UPDATED Jan. 30, 4:55 p.m.: As chaos ensues at major airports following President Donald Trump’s travel ban, the new POTUS is apparently making weekend plans to visit his sunny Palm Beach home.
The trip will mark his first to Mar-a-Lago since his inauguration Jan. 20.
The Federal Aviation Administration issued a notice of flight restrictions for the area for the coming weekend, the Palm Beach Daily News reported.
According to the notice, posted to the FAA website, Trump will arrive at his Mar-a-Lago Club on Friday and depart on Monday. Trump is expected to attend the annual Red Cross Ball being held at Mar-a-Lago on Saturday night.
Already, more than 600 protesters have pledged to march across the Southern Boulevard Bridge during the ball to protest the Red Cross having its event there, according to the protest’s Facebook page March to Mar-a-Lago for Humanity, the Palm Beach Daily News reported.
Palm Beach County officials expressed concern last week that flight restrictions for a Trump visit would hurt the area, as the Secret Service will in effect call for a shutdown of the local Lantana airport, according to the Palm Beach Daily News. The general aviation airport — listed as one of the 10 busiest in the country — sits within 10-nautical miles of Mar-a-Lago, making it subject to strict flight controls.
The flight restrictions will be tighter than those that were in effect when Trump visited while president-elect. There now will be a 1-mile “no-fly” zone over Mar-a-Lago. That will force commercial flights arriving and taking off from Palm Beach International Airport to angle themselves north or south to fly away from the estate.

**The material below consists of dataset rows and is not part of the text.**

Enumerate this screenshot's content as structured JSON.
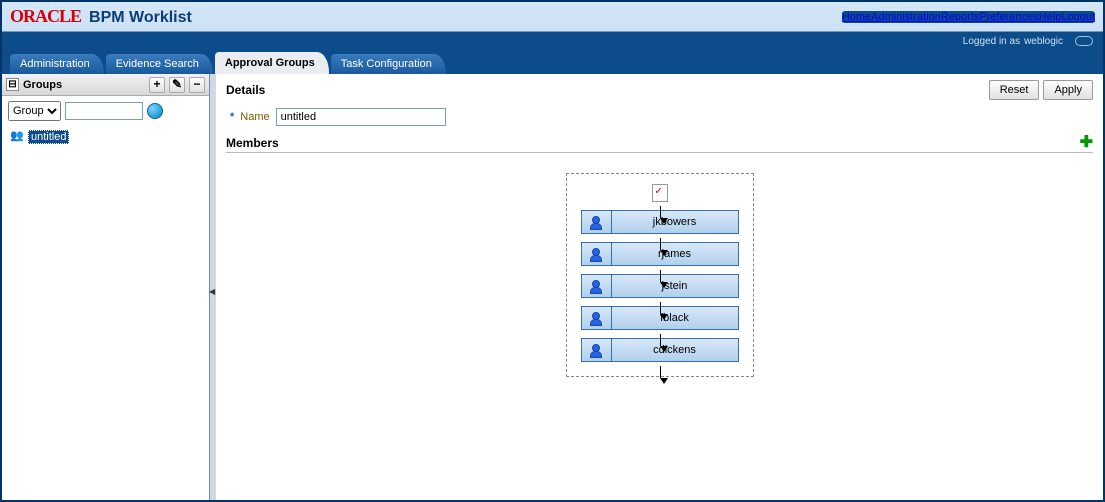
{
  "header": {
    "logo_text": "ORACLE",
    "app_title": "BPM Worklist",
    "nav": {
      "home": "Home",
      "administration": "Administration",
      "reports": "Reports",
      "preferences": "Preferences",
      "help": "Help",
      "logout": "Logout"
    },
    "login_prefix": "Logged in as",
    "login_user": "weblogic"
  },
  "tabs": {
    "administration": "Administration",
    "evidence_search": "Evidence Search",
    "approval_groups": "Approval Groups",
    "task_configuration": "Task Configuration"
  },
  "left": {
    "panel_title": "Groups",
    "collapse_glyph": "⊟",
    "add_glyph": "+",
    "edit_glyph": "✎",
    "minus_glyph": "−",
    "filter_options": [
      "Group"
    ],
    "filter_selected": "Group",
    "filter_value": "",
    "tree": [
      {
        "label": "untitled"
      }
    ]
  },
  "details": {
    "section_title": "Details",
    "reset_btn": "Reset",
    "apply_btn": "Apply",
    "name_label": "Name",
    "name_value": "untitled",
    "members_title": "Members",
    "add_title": "Add member",
    "members": [
      {
        "name": "jkbowers"
      },
      {
        "name": "rjames"
      },
      {
        "name": "jstein"
      },
      {
        "name": "fblack"
      },
      {
        "name": "cdickens"
      }
    ]
  }
}
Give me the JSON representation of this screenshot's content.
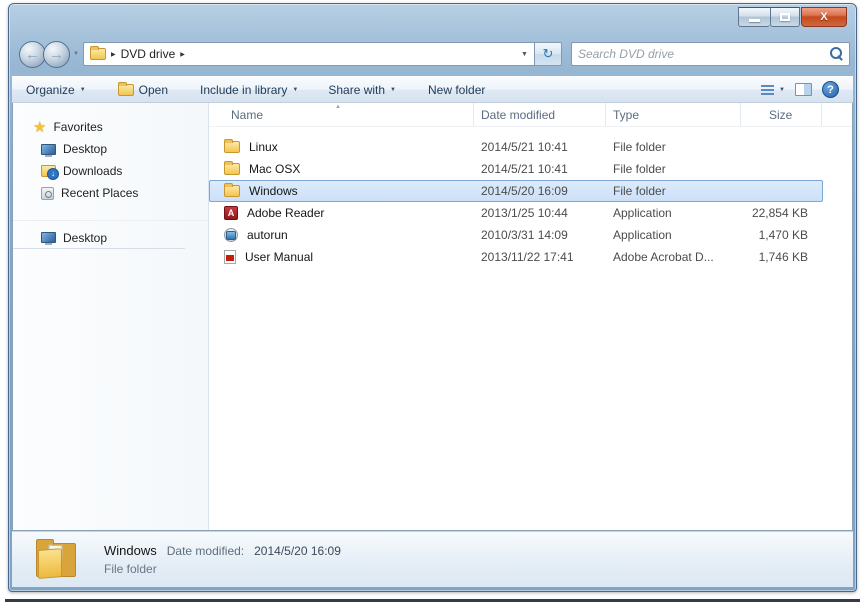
{
  "address_bar": {
    "path_root_icon": "folder-icon",
    "segment": "DVD drive"
  },
  "search": {
    "placeholder": "Search DVD drive"
  },
  "toolbar": {
    "organize": "Organize",
    "open": "Open",
    "include_in_library": "Include in library",
    "share_with": "Share with",
    "new_folder": "New folder"
  },
  "sidebar": {
    "favorites": {
      "label": "Favorites",
      "items": [
        {
          "label": "Desktop"
        },
        {
          "label": "Downloads"
        },
        {
          "label": "Recent Places"
        }
      ]
    },
    "tree": {
      "items": [
        {
          "label": "Desktop"
        }
      ]
    }
  },
  "file_list": {
    "columns": {
      "name": "Name",
      "date_modified": "Date modified",
      "type": "Type",
      "size": "Size"
    },
    "rows": [
      {
        "name": "Linux",
        "date": "2014/5/21 10:41",
        "type": "File folder",
        "size": "",
        "icon": "folder",
        "selected": false
      },
      {
        "name": "Mac OSX",
        "date": "2014/5/21 10:41",
        "type": "File folder",
        "size": "",
        "icon": "folder",
        "selected": false
      },
      {
        "name": "Windows",
        "date": "2014/5/20 16:09",
        "type": "File folder",
        "size": "",
        "icon": "folder",
        "selected": true
      },
      {
        "name": "Adobe Reader",
        "date": "2013/1/25 10:44",
        "type": "Application",
        "size": "22,854 KB",
        "icon": "adobe-reader",
        "selected": false
      },
      {
        "name": "autorun",
        "date": "2010/3/31 14:09",
        "type": "Application",
        "size": "1,470 KB",
        "icon": "application",
        "selected": false
      },
      {
        "name": "User Manual",
        "date": "2013/11/22 17:41",
        "type": "Adobe Acrobat D...",
        "size": "1,746 KB",
        "icon": "pdf-document",
        "selected": false
      }
    ]
  },
  "details_pane": {
    "name": "Windows",
    "date_label": "Date modified:",
    "date": "2014/5/20 16:09",
    "type": "File folder"
  },
  "colors": {
    "frame_blue": "#86abcc",
    "selection_fill": "#cbe0f8",
    "selection_border": "#7da7d9",
    "close_button": "#c4491f",
    "folder_gold": "#f2c64f"
  }
}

A Coast Guard advisory for the waters surrounding Mar-a-Lago has not yet been announced. In past visits, the Coast Guard has restricted access to both the Intracoastal and Atlantic Ocean adjacent to the property, posting patrols in both waterways.
Protests were held at airports across the United States over the weekend following Trump’s executive order on Friday that temporarily bans entry into the United States for migrants from seven Muslim-majority countries and refugees from all over the world. [PalmBeachDailyNews] — Ina Cordle